"By gaining a deeper understanding of the specific biology of prostate cancer in African-American men, we can develop a precision medicine approach for this patient population," he noted. "Significant work remains to address current disparities and improve outcomes."


Taking Action

Based on their review, the study authors highlighted several actional items that could help contend with the disparities seen between African-American and Caucasian men with prostate cancer.


A key area of focus is prevention. Research has identified abnormalities in prostate cancer associated with obesity, hypertension, and diabetes among African-Americans. Tewari and colleagues highlighted findings that provide insight into the "the intersection of prostate cancer with dietary and social behaviors in African-American men that may result from underlying socioeconomic issues."


Current research emphasizes the value of maintaining a healthy lifestyle and supports public health efforts to lower their incidence of prostate cancer in this patient population, according to the study authors.


To improve early diagnosis and potentially lessen incidence and mortality among these patients, Tewari and colleagues recommend addressing lifestyle, behavior, and issues related to health care access, as well as a focus on comorbidities for African-American men and inflammatory etiological associations as they relate to disparities in prostate cancer outcomes.


In an effort to address the significant racial disparity in prostate cancer, Mount Sinai is launching a Mobile MRI Unit in Summer 2021. This program seeks to support prostate health among African Americans in New York City neighborhoods, specifically Harlem, Queens, and the Bronx.


The Robert F. Smith Mobile MRI Unit will address the high incidence of prostate cancer in this patient population by raising awareness about this disease, setting up screening appointments, and scheduling follow-up visits when needed with Mount Sinai Health System urologists, according to Tewari, who noted that this program, "provides the necessary tools to detect cancer early and offers much-needed support to this community of patients."


The review also emphasized the importance of including African-American men with prostate cancer in clinical trials. The study authors noted that this has historically been a challenge and the statistics do not show an improvement in recent years. "There is an urgent need to plan novel recruitment techniques specifically targeting African-American patients, in order that they are fairly represented in future trials," they stated.


When it comes to addressing the survival disparities among African-American men with prostate cancer, Tewari believes this is a challenge that can be overcome with targeted efforts focused on prevention and early detection.


"This is a winnable battle," he noted. "We just need to find the cancer before it becomes unwinnable.

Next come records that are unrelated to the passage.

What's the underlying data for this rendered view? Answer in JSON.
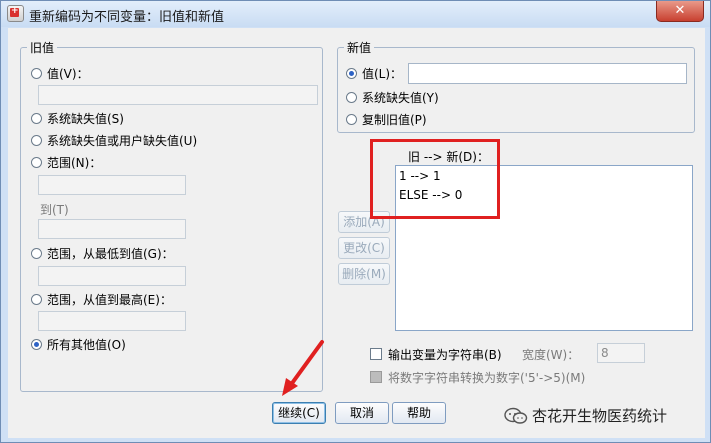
{
  "window": {
    "title": "重新编码为不同变量：旧值和新值",
    "close_glyph": "✕"
  },
  "old_value": {
    "legend": "旧值",
    "options": {
      "value": "值(V)：",
      "system_missing": "系统缺失值(S)",
      "system_or_user_missing": "系统缺失值或用户缺失值(U)",
      "range": "范围(N)：",
      "range_to": "到(T)",
      "range_lowest": "范围，从最低到值(G)：",
      "range_highest": "范围，从值到最高(E)：",
      "all_other": "所有其他值(O)"
    },
    "selected": "all_other"
  },
  "new_value": {
    "legend": "新值",
    "options": {
      "value": "值(L)：",
      "system_missing": "系统缺失值(Y)",
      "copy_old": "复制旧值(P)"
    },
    "selected": "value",
    "value_input": ""
  },
  "mapping": {
    "label": "旧 --> 新(D)：",
    "items": [
      "1 --> 1",
      "ELSE --> 0"
    ]
  },
  "action_buttons": {
    "add": "添加(A)",
    "change": "更改(C)",
    "remove": "删除(M)"
  },
  "output_options": {
    "string_output": "输出变量为字符串(B)",
    "width_label": "宽度(W)：",
    "width_value": "8",
    "convert_numeric": "将数字字符串转换为数字('5'->5)(M)"
  },
  "footer": {
    "continue": "继续(C)",
    "cancel": "取消",
    "help": "帮助"
  },
  "watermark": {
    "text": "杏花开生物医药统计"
  },
  "colors": {
    "highlight_box": "#e02020",
    "radio_dot": "#2d62c5"
  }
}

Don't let it become metastatic. Don't let it become nodal. And, if we focus on that, we will have many more victories to come."


Catlin Nalley is a contributing writer.